(Beginning of Supplied records)
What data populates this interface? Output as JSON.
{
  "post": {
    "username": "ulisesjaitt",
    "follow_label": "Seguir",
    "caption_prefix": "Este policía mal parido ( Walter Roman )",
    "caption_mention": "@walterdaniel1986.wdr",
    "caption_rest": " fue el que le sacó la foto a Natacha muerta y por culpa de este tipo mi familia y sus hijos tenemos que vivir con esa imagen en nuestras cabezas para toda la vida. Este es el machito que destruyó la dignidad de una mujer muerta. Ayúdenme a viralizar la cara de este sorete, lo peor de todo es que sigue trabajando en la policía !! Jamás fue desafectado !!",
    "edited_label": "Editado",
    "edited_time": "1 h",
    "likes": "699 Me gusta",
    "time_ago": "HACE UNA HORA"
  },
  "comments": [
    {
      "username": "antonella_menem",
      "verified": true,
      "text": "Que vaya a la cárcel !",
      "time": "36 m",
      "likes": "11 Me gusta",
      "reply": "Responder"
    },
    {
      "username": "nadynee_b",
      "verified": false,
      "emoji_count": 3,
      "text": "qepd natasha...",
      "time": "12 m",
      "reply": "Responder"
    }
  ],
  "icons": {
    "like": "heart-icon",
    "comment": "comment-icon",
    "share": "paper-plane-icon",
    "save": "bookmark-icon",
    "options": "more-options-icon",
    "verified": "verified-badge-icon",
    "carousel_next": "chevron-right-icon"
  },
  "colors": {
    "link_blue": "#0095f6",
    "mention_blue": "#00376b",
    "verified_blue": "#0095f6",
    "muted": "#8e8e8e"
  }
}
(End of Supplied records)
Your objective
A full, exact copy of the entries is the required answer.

Response area
What data populates this interface? Output as JSON.
{
  "post": {
    "username": "ulisesjaitt",
    "follow_label": "Seguir",
    "caption_prefix": "Este policía mal parido ( Walter Roman )",
    "caption_mention": "@walterdaniel1986.wdr",
    "caption_rest": " fue el que le sacó la foto a Natacha muerta y por culpa de este tipo mi familia y sus hijos tenemos que vivir con esa imagen en nuestras cabezas para toda la vida. Este es el machito que destruyó la dignidad de una mujer muerta. Ayúdenme a viralizar la cara de este sorete, lo peor de todo es que sigue trabajando en la policía !! Jamás fue desafectado !!",
    "edited_label": "Editado",
    "edited_time": "1 h",
    "likes": "699 Me gusta",
    "time_ago": "HACE UNA HORA"
  },
  "comments": [
    {
      "username": "antonella_menem",
      "verified": true,
      "text": "Que vaya a la cárcel !",
      "time": "36 m",
      "likes": "11 Me gusta",
      "reply": "Responder"
    },
    {
      "username": "nadynee_b",
      "verified": false,
      "emoji_count": 3,
      "text": "qepd natasha...",
      "time": "12 m",
      "reply": "Responder"
    }
  ],
  "icons": {
    "like": "heart-icon",
    "comment": "comment-icon",
    "share": "paper-plane-icon",
    "save": "bookmark-icon",
    "options": "more-options-icon",
    "verified": "verified-badge-icon",
    "carousel_next": "chevron-right-icon"
  },
  "colors": {
    "link_blue": "#0095f6",
    "mention_blue": "#00376b",
    "verified_blue": "#0095f6",
    "muted": "#8e8e8e"
  }
}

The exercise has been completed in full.